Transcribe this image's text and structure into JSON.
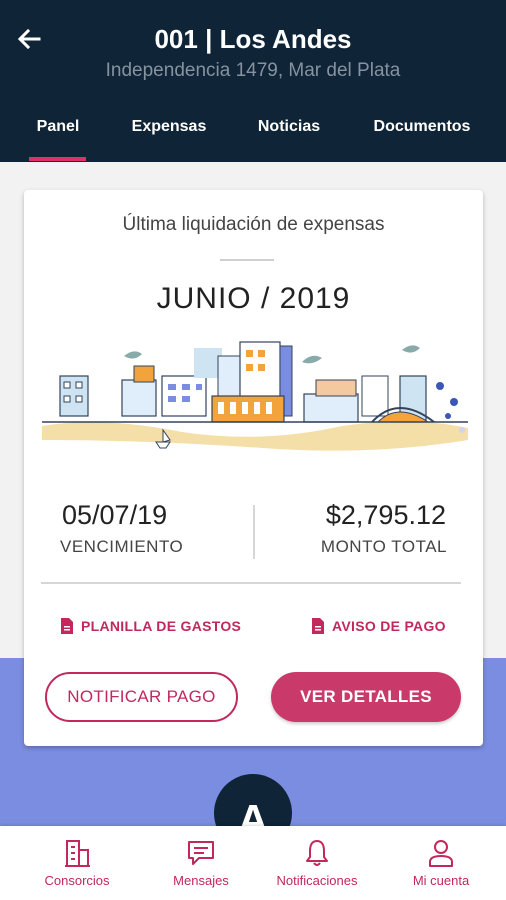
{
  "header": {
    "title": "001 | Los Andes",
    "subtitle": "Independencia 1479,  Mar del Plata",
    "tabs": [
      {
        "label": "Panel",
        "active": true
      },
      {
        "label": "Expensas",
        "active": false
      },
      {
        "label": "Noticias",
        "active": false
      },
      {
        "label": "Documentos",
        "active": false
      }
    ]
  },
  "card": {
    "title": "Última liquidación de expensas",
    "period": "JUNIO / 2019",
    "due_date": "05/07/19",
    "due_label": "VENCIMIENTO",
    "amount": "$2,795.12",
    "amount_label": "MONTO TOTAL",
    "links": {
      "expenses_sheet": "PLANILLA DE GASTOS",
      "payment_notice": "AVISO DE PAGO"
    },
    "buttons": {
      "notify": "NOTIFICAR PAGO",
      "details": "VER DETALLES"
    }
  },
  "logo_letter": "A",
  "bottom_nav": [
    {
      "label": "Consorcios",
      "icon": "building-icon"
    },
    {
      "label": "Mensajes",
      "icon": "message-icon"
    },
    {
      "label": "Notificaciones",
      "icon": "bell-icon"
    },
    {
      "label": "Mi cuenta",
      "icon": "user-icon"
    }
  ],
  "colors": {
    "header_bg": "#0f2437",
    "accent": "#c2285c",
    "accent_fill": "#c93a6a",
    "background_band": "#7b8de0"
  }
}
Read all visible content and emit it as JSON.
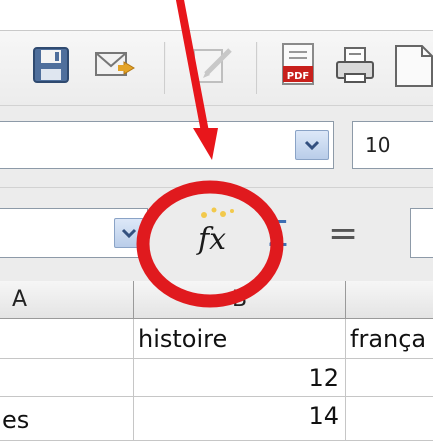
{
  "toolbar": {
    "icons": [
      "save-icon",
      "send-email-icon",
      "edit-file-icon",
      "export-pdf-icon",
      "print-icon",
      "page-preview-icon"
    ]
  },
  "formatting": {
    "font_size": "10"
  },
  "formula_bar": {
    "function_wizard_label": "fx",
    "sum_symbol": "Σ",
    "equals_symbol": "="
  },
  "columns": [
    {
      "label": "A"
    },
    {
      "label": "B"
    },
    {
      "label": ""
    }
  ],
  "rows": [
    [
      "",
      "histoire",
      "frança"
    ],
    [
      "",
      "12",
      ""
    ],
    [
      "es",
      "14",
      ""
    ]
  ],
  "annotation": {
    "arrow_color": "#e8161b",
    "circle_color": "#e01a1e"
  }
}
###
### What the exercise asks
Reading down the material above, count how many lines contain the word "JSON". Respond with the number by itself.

### Output
2